Now it’s headed to the NFL.
Greg A. Bedard wrote a fantastic story in today’s Boston Globe detailing how the New England Patriots have adopted principles from Kelly’s Oregon offense, and how it has enabled them to become arguably the fastest offense the league has ever seen.
In Sunday’s 31-21 victory against the Broncos, New England ran 89 plays and set a franchise record with 35 first downs. Through five games, the Patriots are first in total offense (439 yards/game), first in points (33) and third in rushing (165 yards/game.)
The Pats are calling more plays this year than they have in previous years. They’re averaging a league-high 77.6 plays per game (81 over their last three), a full 10 plays more per game than roughly two-thirds of the league. Last year, the Pats ran 67.4 plays per game. The year before, they averaged 62.6, among the lowest.
How are they doing it? By replicating the type of communication efficiency that Kelly’s teams have mastered at Oregon.
Gone are the West Coast play calls like “Flip right, double-X jet, 36 counter, naked waggle, X-7, X-quarter.” Instead, the Patriots have six one-word calls at the ready for each game like “Bama.” The call details the team’s formation, blocking scheme, routes, shifts, snap counts, alerts and audibles. It says if the play is a run or pass, and the direction of the run. Patriots quarterback Tom Brady has the ability to change plenty at the line of scrimmage.

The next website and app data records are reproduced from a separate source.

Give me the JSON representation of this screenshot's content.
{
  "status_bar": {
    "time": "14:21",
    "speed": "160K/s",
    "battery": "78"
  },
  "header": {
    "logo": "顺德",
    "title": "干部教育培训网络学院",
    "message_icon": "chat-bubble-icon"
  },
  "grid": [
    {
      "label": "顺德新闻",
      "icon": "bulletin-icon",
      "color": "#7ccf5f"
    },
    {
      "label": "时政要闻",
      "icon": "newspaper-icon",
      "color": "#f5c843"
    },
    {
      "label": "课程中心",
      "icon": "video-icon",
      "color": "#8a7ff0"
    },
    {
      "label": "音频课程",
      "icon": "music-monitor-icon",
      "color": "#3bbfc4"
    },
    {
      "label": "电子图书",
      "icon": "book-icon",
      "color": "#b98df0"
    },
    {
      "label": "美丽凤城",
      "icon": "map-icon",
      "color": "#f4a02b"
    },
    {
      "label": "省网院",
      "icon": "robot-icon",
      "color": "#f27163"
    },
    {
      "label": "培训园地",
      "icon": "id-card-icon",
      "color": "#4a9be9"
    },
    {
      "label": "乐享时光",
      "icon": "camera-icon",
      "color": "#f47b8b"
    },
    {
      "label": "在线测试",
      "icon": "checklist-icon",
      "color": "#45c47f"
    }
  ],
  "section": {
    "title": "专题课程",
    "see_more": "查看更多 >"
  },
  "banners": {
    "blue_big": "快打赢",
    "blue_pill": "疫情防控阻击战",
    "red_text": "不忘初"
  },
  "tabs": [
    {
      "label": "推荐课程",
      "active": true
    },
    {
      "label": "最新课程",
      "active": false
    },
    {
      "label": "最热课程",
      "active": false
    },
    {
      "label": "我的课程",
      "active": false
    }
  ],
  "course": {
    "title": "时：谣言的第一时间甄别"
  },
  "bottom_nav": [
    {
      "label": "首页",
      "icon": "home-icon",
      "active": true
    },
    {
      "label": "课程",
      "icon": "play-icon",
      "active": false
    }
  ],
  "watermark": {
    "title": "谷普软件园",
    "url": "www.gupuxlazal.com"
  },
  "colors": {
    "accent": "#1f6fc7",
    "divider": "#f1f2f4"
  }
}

On Sunday, Broncos players were stunned by how fast the Patriots played. New England ran 67 plays by the end of the third quarter and Denver’s defensive players seemed gassed over the last 15 minutes.
- Champ Bailey: “They just hit us in the mouth.”
- Chris Gronkowski: “That was fast. I don’t think I’ve seen anybody play that fast before…”
Since the start of 2011, the Patriots have been the league’s second-best over team. They’ve gone ‘over’ in 14 of 21 games, including a 3-2 mark this year.
We’ve noted repeatedly how long it took oddsmakers to make a proper adjustment on Oregon games (Kelly’s Ducks went ‘over’ the posted total in 17 of his first 21 home games), and one must wonder if we’ll see something similar in New England.
Pats totals averaged 50.2 points last year.
This year’s average? Just 47.6.